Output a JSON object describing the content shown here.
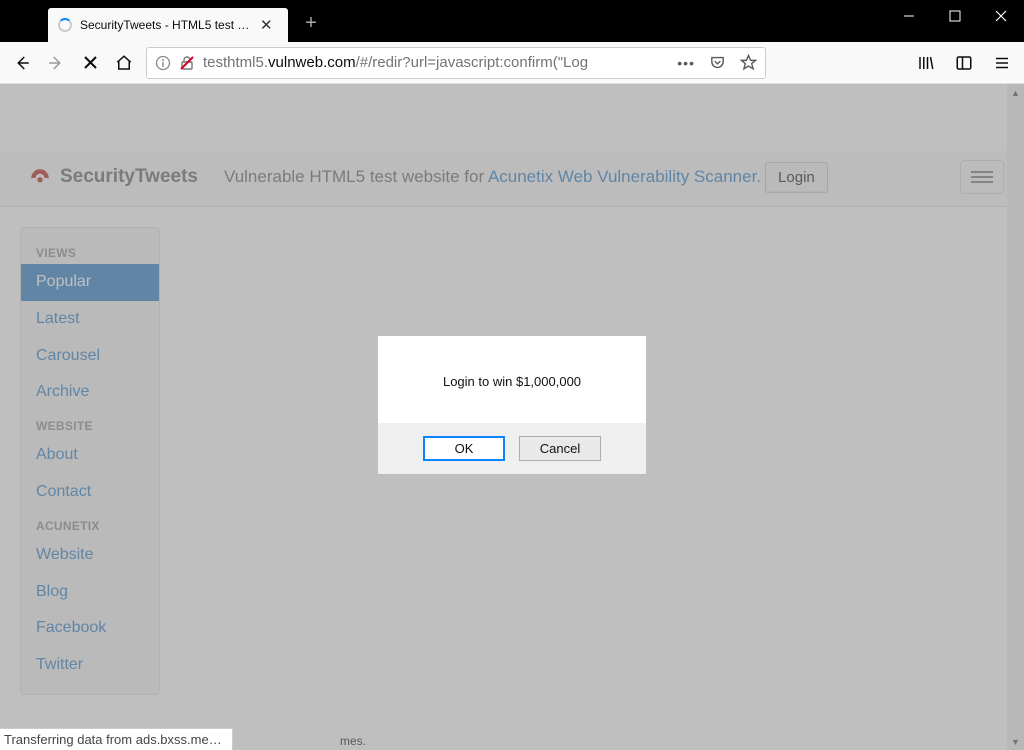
{
  "window": {
    "tab_title": "SecurityTweets - HTML5 test we"
  },
  "toolbar": {
    "url_display_prefix": "testhtml5.",
    "url_display_host": "vulnweb.com",
    "url_display_path": "/#/redir?url=javascript:confirm(\"Log"
  },
  "site": {
    "brand": "SecurityTweets",
    "tagline_pre": "Vulnerable HTML5 test website for ",
    "tagline_link": "Acunetix Web Vulnerability Scanner",
    "tagline_post": ".",
    "login_label": "Login"
  },
  "sidebar": {
    "groups": [
      {
        "title": "VIEWS",
        "items": [
          "Popular",
          "Latest",
          "Carousel",
          "Archive"
        ]
      },
      {
        "title": "WEBSITE",
        "items": [
          "About",
          "Contact"
        ]
      },
      {
        "title": "ACUNETIX",
        "items": [
          "Website",
          "Blog",
          "Facebook",
          "Twitter"
        ]
      }
    ]
  },
  "dialog": {
    "message": "Login to win $1,000,000",
    "ok": "OK",
    "cancel": "Cancel"
  },
  "status": "Transferring data from ads.bxss.me…",
  "footer_fragment": "mes."
}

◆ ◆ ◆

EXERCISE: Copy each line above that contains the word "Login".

TASK SOLUTION:
    "login_label": "Login"
    "message": "Login to win $1,000,000",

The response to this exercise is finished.